A similar measure to increase the tax failed in 2012. Jelsing said the historical society is working harder this time around to ensure that residents understand the society's purpose and work. That work has become more visible in the past few years with the number of activities happening at the museum.
The museum registered 4,000 visitors last year, of which about two-thirds were tourists from outside the county, Jelsing said.
Jelsing stressed that the museum isn't in crisis, but its future does depend on the care-taking that's done today.
"In order to avert a crisis, we would have to cut back on what we do here. That's what we don't want to have happen," she said.
In Makoti, voters are being asked to raise the maximum tax levy for the Makoti Park Board from 5.6 mills to 10 mills due to increasing expenses for the city pool.
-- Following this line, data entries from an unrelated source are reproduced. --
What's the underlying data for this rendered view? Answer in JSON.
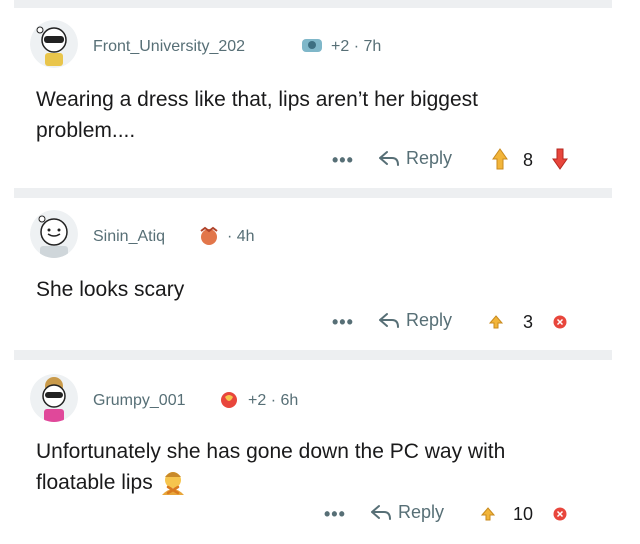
{
  "comments": [
    {
      "username": "Front_University_202",
      "extra": "+2 · 7h",
      "body_lines": [
        "Wearing a dress like that, lips aren’t her biggest",
        "problem...."
      ],
      "more": "•••",
      "reply_label": "Reply",
      "score": "8"
    },
    {
      "username": "Sinin_Atiq",
      "extra": "· 4h",
      "body_lines": [
        "She looks scary"
      ],
      "more": "•••",
      "reply_label": "Reply",
      "score": "3"
    },
    {
      "username": "Grumpy_001",
      "extra": "+2 · 6h",
      "body_lines": [
        "Unfortunately she has gone down the PC way with",
        "floatable lips"
      ],
      "more": "•••",
      "reply_label": "Reply",
      "score": "10"
    }
  ],
  "icons": {
    "upvote": "upvote-icon",
    "downvote": "downvote-icon",
    "reply": "reply-arrow-icon",
    "emoji": "person-gesturing-no-emoji"
  },
  "colors": {
    "upvote": "#f2b53a",
    "downvote": "#e8463c",
    "muted": "#576f76",
    "divider": "#edeff1"
  }
}
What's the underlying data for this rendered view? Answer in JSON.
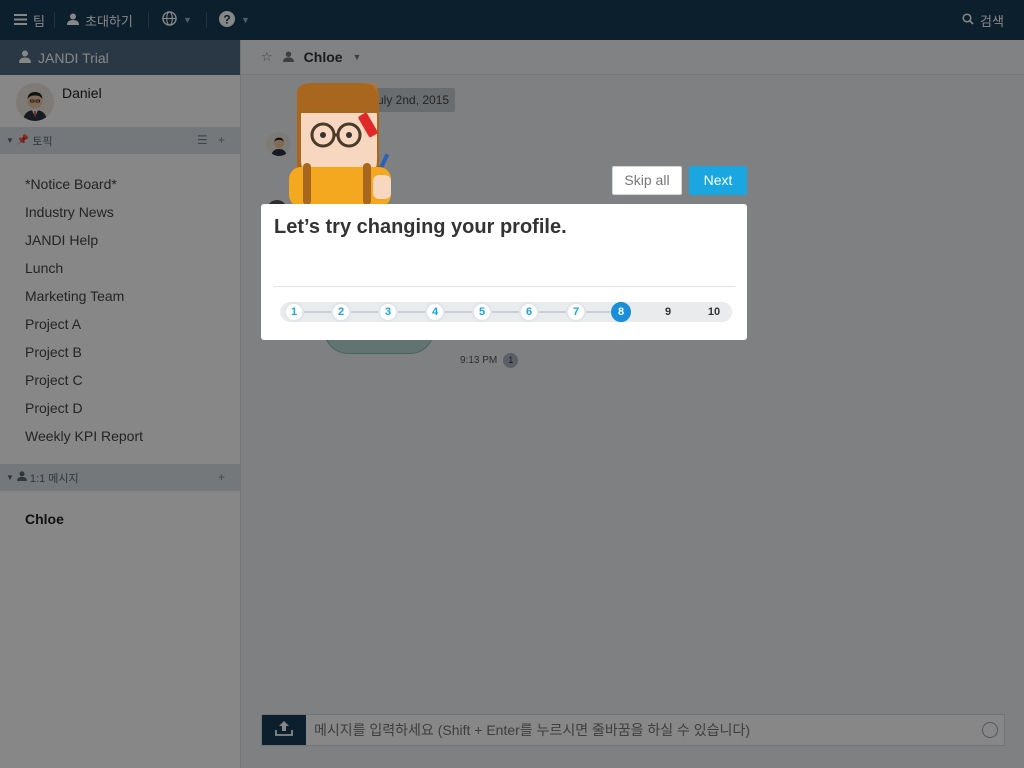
{
  "topbar": {
    "team_label": "팀",
    "invite_label": "초대하기",
    "search_label": "검색"
  },
  "sidebar": {
    "team_name": "JANDI Trial",
    "user_name": "Daniel",
    "topics_header": "토픽",
    "topics": [
      "*Notice Board*",
      "Industry News",
      "JANDI Help",
      "Lunch",
      "Marketing Team",
      "Project A",
      "Project B",
      "Project C",
      "Project D",
      "Weekly KPI Report"
    ],
    "dm_header": "1:1 메시지",
    "dms": [
      "Chloe"
    ]
  },
  "main": {
    "channel_name": "Chloe",
    "date_label": "July 2nd, 2015",
    "message_time": "9:13 PM",
    "unread_count": "1",
    "composer_placeholder": "메시지를 입력하세요 (Shift + Enter를 누르시면 줄바꿈을 하실 수 있습니다)"
  },
  "tour": {
    "skip_label": "Skip all",
    "next_label": "Next",
    "title": "Let’s try changing your profile.",
    "steps": [
      "1",
      "2",
      "3",
      "4",
      "5",
      "6",
      "7",
      "8",
      "9",
      "10"
    ],
    "current_step": 8
  },
  "colors": {
    "topbar": "#173b55",
    "accent": "#1aa7e1",
    "team_bar": "#4e6b80"
  }
}
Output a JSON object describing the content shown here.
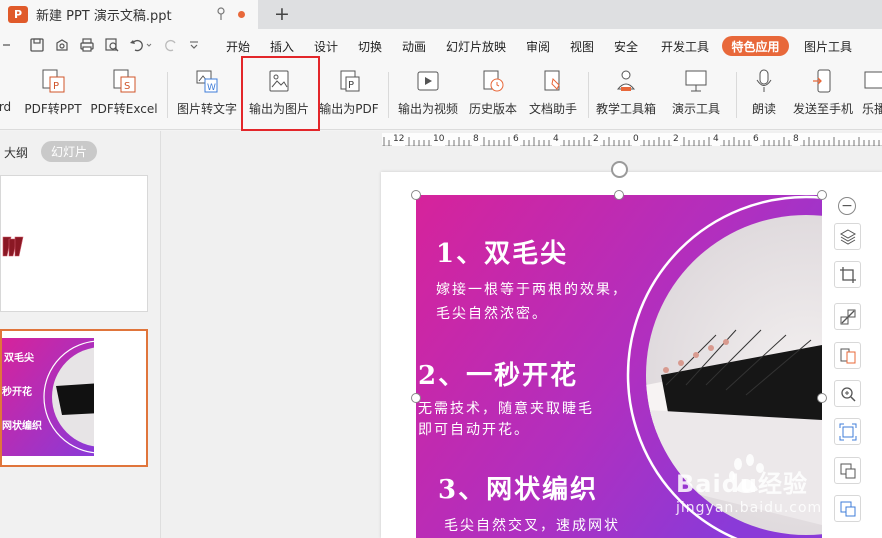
{
  "tab": {
    "title": "新建 PPT 演示文稿.ppt",
    "icon_letter": "P",
    "new_tab": "+"
  },
  "menu": {
    "items": [
      "开始",
      "插入",
      "设计",
      "切换",
      "动画",
      "幻灯片放映",
      "审阅",
      "视图",
      "安全",
      "开发工具"
    ],
    "special": "特色应用",
    "after_special": "图片工具"
  },
  "ribbon": {
    "partial_left": "rd",
    "buttons": [
      "PDF转PPT",
      "PDF转Excel",
      "图片转文字",
      "输出为图片",
      "输出为PDF",
      "输出为视频",
      "历史版本",
      "文档助手",
      "教学工具箱",
      "演示工具",
      "朗读",
      "发送至手机",
      "乐播"
    ]
  },
  "left_panel": {
    "outline": "大纲",
    "slides": "幻灯片"
  },
  "ruler": {
    "ticks": [
      "12",
      "10",
      "8",
      "6",
      "4",
      "2",
      "0",
      "2",
      "4",
      "6",
      "8"
    ]
  },
  "slide": {
    "heading1": "1、双毛尖",
    "body1a": "嫁接一根等于两根的效果，",
    "body1b": "毛尖自然浓密。",
    "heading2": "2、一秒开花",
    "body2a": "无需技术，随意夹取睫毛",
    "body2b": "即可自动开花。",
    "heading3": "3、网状编织",
    "body3a": "毛尖自然交叉，速成网状"
  },
  "thumb2": {
    "line1": "双毛尖",
    "line2": "秒开花",
    "line3": "网状编织"
  },
  "watermark": {
    "brand": "Baidu经验",
    "url": "jingyan.baidu.com"
  },
  "colors": {
    "accent": "#e8683a",
    "highlight_box": "#e3262a",
    "slide_grad_start": "#d6239b",
    "slide_grad_end": "#8a3ad8"
  }
}
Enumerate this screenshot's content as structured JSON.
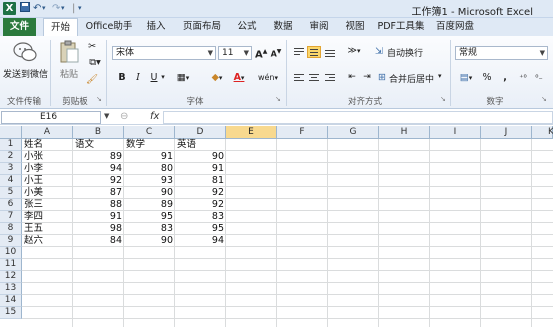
{
  "title_bar": {
    "app_icon": "excel-icon",
    "title": "工作簿1 - Microsoft Excel",
    "qa_icons": [
      "save-icon",
      "undo-icon",
      "redo-icon",
      "customize-qat-icon"
    ]
  },
  "tabs": [
    "文件",
    "开始",
    "Office助手",
    "插入",
    "页面布局",
    "公式",
    "数据",
    "审阅",
    "视图",
    "PDF工具集",
    "百度网盘"
  ],
  "ribbon": {
    "wechat": {
      "label": "发送到微信",
      "group": "文件传输"
    },
    "clipboard": {
      "paste": "粘贴",
      "group": "剪贴板"
    },
    "font": {
      "name": "宋体",
      "size": "11",
      "grow": "A",
      "shrink": "A",
      "bold": "B",
      "italic": "I",
      "underline": "U",
      "font_color": "A",
      "phonetic": "wén",
      "group": "字体"
    },
    "alignment": {
      "wrap": "自动换行",
      "merge": "合并后居中",
      "group": "对齐方式"
    },
    "number": {
      "format": "常规",
      "percent": "%",
      "comma": ",",
      "group": "数字"
    }
  },
  "formula_bar": {
    "name_box": "E16",
    "fx": "fx",
    "content": ""
  },
  "columns": [
    "A",
    "B",
    "C",
    "D",
    "E",
    "F",
    "G",
    "H",
    "I",
    "J",
    "K"
  ],
  "rows": [
    "1",
    "2",
    "3",
    "4",
    "5",
    "6",
    "7",
    "8",
    "9",
    "10",
    "11",
    "12",
    "13",
    "14",
    "15"
  ],
  "sheet": {
    "headers": [
      "姓名",
      "语文",
      "数学",
      "英语"
    ],
    "records": [
      {
        "name": "小张",
        "chinese": "89",
        "math": "91",
        "english": "90"
      },
      {
        "name": "小李",
        "chinese": "94",
        "math": "80",
        "english": "91"
      },
      {
        "name": "小王",
        "chinese": "92",
        "math": "93",
        "english": "81"
      },
      {
        "name": "小美",
        "chinese": "87",
        "math": "90",
        "english": "92"
      },
      {
        "name": "张三",
        "chinese": "88",
        "math": "89",
        "english": "92"
      },
      {
        "name": "李四",
        "chinese": "91",
        "math": "95",
        "english": "83"
      },
      {
        "name": "王五",
        "chinese": "98",
        "math": "83",
        "english": "95"
      },
      {
        "name": "赵六",
        "chinese": "84",
        "math": "90",
        "english": "94"
      }
    ]
  }
}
Park board chairman Leroy Anderson said the price of pool chemicals has gone sky high.
The mill increase will provide more than $1,100 in additional revenue to fund the pool.
A ballot measure in Mountrail County asks residents living in the proposed Stanley Rural Ambulance Service District to approve a levy of up to 10 mills to create the district. The district would include Palermo, Blaisdell, Stanley, Ross and the rural area in those vicinities.
Squad leader Debbie Johnson said that although the levy maximum is 10 mills, the district likely would levy only 3 or 4 mills. She said often it is difficult to get grants without showing that the ambulance service is tapping into all of its other sources of funding, including property tax.
The extra revenue would assist the ambulance squad to maintain services while also positioning the service to acquire more staff and vehicles that are expected to be needed in the future. The squad has two paid staff who are supplemented with volunteers and has two ambulances. It is in the process of replacing its older vehicle and would like to have a third ambulance, Johnson said.
Surrey residents will vote on whether to continue a contract with North Prairie Rural Water for municipal water service. North Dakota law allows cities to contract with another entity for water but the contract must be authorized by an ordinance approved by voters. City auditor Jason Vaagen said a contract renewal must be handled in that same manner, and since Surrey's 40-year contract with North Prairie will expire at the end of the year unless renewed, the city is taking the vote at this time. The expiration date of any new contract hasn't been determined yet.
In other communities, Lignite residents will vote on establishing a home rule charter, and Washburn residents will vote to amend their home rule charter to remove the $25 cap on sales tax on a single purchase. Washburn levies a 2 percent sales tax.
Williams County voters will decide whether to increase the monthly fee for 911 service from $1 to $1.50. Mountrail County residents will vote on continuation of an existing $1 a month charge on phone bills for 911 service.